- _EXERCISE INSTRUCTIONS_
Using "taskbar" as the search string, find the matching lines below and copy them.

[Extracted records]
+ + + +

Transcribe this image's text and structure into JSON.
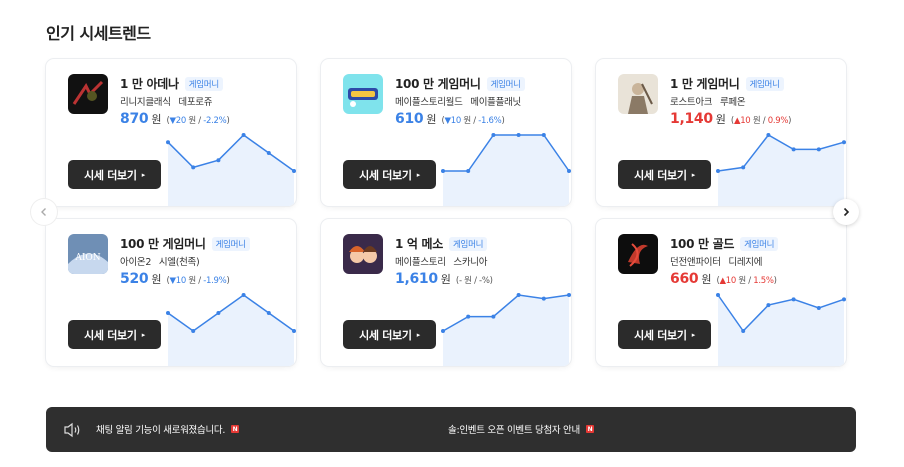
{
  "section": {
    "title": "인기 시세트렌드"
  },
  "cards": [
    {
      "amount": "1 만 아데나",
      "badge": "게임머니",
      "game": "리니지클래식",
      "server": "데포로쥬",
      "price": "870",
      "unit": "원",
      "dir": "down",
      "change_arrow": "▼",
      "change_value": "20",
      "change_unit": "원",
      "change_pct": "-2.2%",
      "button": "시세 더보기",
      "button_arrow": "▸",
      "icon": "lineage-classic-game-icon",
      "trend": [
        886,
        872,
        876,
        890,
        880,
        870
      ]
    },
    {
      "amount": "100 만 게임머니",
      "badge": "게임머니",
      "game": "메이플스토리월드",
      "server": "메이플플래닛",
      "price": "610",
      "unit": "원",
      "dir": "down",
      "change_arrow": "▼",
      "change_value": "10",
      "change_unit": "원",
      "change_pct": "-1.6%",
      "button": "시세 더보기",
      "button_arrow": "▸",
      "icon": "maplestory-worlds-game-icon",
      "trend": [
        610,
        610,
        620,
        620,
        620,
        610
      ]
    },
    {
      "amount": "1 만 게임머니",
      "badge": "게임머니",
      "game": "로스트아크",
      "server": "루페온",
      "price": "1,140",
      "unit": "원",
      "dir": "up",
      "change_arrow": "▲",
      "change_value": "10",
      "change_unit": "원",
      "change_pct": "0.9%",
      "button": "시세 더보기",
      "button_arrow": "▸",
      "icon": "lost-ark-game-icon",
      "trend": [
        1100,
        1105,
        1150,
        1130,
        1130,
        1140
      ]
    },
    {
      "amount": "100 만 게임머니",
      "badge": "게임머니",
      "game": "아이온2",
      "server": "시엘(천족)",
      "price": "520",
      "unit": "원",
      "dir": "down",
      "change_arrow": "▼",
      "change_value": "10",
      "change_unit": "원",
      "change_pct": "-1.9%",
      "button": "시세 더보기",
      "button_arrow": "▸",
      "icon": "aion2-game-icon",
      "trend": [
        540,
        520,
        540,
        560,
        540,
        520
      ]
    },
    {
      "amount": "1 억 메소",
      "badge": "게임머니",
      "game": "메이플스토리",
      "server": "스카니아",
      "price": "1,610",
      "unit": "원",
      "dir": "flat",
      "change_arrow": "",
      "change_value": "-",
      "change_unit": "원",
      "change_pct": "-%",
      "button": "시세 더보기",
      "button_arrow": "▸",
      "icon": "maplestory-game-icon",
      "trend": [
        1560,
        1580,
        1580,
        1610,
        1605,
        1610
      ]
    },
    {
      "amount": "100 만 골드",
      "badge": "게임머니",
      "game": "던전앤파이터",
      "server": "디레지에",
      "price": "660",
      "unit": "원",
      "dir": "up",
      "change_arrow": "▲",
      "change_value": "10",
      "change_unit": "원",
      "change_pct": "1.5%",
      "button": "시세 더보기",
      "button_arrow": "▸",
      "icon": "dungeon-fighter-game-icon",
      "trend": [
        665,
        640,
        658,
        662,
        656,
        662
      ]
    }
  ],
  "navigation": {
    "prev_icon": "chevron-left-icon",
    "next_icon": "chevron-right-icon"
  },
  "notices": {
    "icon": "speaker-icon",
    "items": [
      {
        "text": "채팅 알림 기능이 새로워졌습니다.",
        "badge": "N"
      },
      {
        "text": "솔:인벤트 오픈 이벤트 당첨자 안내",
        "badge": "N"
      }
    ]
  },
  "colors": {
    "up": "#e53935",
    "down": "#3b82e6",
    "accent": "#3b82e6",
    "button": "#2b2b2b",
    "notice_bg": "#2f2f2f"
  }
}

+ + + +

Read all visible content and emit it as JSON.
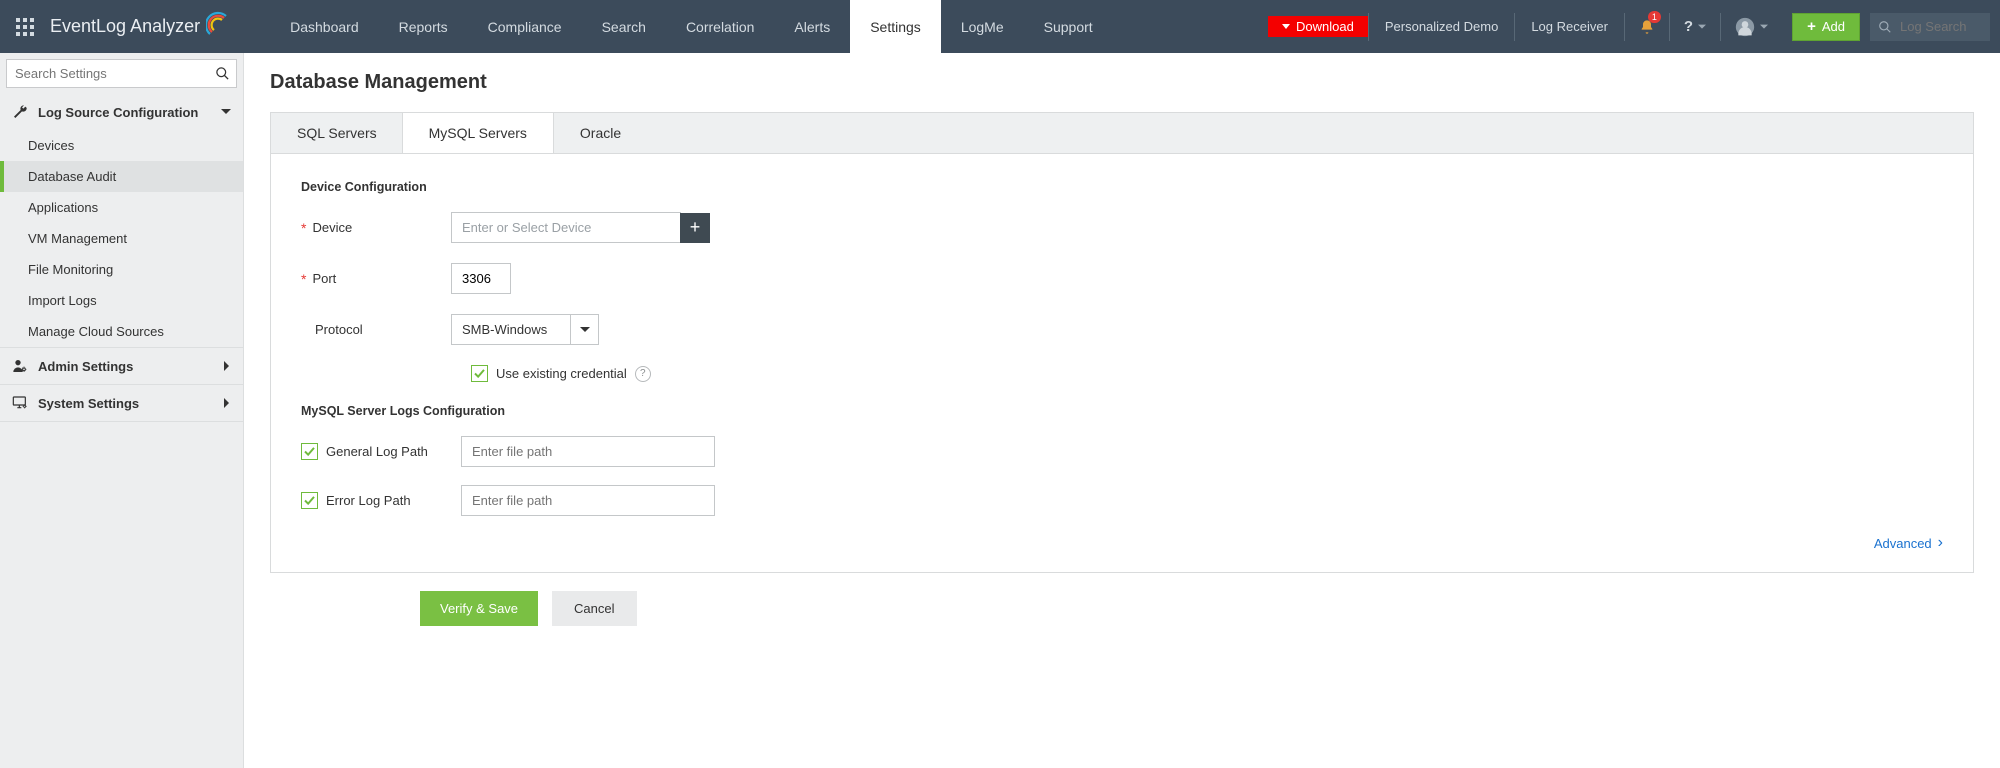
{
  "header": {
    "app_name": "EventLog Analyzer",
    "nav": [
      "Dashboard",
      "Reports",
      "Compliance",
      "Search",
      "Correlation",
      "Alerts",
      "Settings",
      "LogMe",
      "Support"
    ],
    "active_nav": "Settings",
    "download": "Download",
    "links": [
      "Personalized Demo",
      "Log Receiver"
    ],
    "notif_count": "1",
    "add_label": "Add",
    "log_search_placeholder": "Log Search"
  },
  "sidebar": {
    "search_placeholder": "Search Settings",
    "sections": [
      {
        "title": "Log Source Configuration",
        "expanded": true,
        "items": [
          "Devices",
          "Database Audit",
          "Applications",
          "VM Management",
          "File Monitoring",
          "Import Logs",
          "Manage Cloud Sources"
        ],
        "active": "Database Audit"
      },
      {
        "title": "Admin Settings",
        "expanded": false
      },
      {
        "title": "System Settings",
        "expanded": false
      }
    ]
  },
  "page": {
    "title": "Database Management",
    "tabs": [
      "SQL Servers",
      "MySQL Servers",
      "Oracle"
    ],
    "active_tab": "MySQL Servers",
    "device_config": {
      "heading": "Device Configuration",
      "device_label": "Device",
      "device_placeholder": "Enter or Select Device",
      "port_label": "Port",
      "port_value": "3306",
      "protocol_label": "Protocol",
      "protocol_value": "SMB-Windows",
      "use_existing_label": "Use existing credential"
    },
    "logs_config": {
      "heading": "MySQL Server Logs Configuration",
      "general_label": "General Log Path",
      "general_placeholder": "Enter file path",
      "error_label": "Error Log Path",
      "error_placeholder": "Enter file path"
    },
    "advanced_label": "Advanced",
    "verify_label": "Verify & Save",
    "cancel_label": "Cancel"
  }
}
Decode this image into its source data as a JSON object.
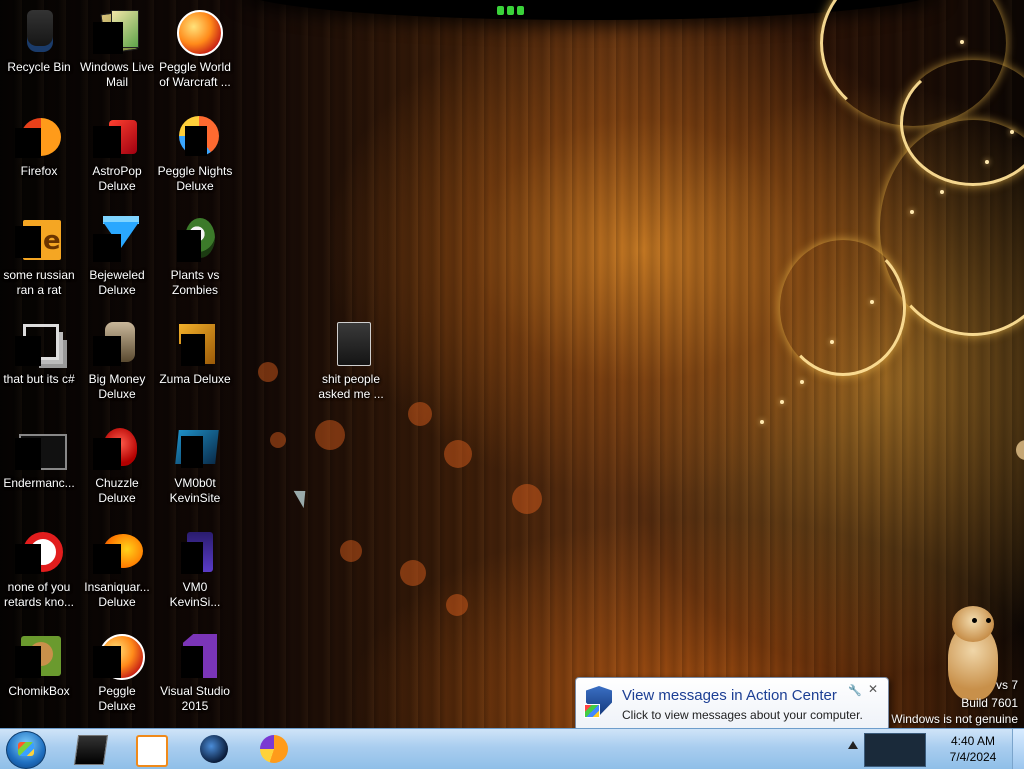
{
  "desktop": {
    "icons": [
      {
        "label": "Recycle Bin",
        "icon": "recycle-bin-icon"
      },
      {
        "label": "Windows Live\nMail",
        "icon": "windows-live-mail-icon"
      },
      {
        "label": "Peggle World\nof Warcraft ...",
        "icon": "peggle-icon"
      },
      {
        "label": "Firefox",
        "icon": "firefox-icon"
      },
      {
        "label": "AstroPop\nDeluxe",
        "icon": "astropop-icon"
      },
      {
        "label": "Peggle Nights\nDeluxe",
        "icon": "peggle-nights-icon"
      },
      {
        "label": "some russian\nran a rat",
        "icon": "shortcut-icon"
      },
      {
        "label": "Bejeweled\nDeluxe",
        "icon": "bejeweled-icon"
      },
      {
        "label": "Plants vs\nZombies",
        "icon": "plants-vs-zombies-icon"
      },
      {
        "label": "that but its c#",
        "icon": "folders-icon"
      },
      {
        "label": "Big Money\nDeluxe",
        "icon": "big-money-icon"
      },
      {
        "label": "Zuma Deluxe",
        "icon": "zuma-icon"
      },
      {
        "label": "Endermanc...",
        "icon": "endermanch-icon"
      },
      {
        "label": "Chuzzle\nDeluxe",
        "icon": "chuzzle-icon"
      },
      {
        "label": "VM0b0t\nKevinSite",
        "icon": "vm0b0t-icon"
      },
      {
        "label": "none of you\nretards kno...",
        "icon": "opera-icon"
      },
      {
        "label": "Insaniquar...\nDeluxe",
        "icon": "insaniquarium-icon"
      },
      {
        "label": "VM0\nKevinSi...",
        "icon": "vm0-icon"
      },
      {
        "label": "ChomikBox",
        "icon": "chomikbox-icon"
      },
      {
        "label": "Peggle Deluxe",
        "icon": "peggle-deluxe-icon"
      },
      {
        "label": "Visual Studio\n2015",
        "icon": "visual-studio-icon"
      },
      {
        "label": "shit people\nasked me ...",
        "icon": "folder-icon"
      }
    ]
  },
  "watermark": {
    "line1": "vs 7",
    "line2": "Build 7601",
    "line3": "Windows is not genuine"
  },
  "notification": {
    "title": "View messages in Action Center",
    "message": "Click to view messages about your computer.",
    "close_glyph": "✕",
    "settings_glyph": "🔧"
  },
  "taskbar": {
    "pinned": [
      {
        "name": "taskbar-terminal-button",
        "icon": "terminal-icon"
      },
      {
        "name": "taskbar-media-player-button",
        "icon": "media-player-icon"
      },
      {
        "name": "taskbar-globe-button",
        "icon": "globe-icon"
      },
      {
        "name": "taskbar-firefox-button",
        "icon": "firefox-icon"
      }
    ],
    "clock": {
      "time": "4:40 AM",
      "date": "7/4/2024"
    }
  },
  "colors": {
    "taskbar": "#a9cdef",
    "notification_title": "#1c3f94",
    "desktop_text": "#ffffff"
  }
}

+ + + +

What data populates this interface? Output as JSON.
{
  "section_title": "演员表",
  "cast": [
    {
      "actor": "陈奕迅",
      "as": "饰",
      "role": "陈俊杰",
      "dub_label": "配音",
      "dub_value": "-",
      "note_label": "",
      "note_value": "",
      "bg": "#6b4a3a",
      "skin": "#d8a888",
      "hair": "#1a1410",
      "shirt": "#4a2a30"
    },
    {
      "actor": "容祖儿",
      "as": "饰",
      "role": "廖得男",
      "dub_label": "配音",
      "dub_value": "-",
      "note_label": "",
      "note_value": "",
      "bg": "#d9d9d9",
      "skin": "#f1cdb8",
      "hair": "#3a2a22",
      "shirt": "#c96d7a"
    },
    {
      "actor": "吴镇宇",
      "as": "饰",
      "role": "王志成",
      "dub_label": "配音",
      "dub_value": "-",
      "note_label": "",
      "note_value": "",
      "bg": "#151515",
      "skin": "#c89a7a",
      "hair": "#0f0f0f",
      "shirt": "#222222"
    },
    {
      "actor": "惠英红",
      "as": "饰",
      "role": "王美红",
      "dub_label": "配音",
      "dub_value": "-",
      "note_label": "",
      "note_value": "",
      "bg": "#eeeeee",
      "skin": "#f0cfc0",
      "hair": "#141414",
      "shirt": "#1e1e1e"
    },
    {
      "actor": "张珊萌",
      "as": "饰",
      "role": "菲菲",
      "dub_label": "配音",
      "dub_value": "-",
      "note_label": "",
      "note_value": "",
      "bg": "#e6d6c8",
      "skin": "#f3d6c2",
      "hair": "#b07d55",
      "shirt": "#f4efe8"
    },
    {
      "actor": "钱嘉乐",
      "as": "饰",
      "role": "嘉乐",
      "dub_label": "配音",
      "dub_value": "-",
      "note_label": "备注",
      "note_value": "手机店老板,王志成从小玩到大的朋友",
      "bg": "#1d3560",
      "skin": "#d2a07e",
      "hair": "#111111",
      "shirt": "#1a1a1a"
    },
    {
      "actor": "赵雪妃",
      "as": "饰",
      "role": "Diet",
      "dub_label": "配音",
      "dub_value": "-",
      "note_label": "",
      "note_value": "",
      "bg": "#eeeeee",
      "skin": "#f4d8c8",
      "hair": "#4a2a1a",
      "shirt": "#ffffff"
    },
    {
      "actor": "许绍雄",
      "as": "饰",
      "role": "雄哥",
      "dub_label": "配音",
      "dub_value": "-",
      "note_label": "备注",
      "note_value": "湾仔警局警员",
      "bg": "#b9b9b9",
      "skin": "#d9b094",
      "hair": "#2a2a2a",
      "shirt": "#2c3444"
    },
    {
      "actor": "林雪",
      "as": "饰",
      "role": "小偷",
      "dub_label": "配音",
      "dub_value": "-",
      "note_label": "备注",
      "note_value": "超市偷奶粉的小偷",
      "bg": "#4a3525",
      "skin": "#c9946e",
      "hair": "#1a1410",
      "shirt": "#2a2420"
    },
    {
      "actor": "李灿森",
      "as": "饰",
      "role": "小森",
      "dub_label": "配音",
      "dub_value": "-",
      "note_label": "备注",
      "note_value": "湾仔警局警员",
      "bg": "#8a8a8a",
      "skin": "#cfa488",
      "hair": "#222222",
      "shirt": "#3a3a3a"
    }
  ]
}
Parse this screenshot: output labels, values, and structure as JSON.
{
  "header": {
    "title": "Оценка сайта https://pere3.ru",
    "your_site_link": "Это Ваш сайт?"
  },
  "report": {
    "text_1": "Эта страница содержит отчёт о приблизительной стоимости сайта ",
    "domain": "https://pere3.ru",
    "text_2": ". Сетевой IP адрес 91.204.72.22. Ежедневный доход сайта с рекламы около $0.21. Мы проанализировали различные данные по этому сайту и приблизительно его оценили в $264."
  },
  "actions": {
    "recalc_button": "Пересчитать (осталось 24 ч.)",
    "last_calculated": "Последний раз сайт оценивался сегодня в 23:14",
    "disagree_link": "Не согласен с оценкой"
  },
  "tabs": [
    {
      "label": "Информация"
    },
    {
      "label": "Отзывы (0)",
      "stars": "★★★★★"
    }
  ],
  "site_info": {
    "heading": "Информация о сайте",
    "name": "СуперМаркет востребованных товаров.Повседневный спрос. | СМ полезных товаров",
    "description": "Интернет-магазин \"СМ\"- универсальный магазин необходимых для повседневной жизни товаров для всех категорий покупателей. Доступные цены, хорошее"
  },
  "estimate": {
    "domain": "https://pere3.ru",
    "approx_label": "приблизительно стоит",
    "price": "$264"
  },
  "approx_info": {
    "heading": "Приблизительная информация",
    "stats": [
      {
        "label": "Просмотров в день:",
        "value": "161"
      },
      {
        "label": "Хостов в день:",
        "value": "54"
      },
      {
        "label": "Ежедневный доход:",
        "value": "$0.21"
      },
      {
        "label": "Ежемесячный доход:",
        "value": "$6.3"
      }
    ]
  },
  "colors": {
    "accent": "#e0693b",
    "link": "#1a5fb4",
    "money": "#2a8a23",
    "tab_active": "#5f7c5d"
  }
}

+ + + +

- _EXPECTED ANSWER_
  "taskbar": {
        "name": "taskbar-terminal-button",
        "name": "taskbar-media-player-button",
        "name": "taskbar-globe-button",
        "name": "taskbar-firefox-button",
    "taskbar": "#a9cdef",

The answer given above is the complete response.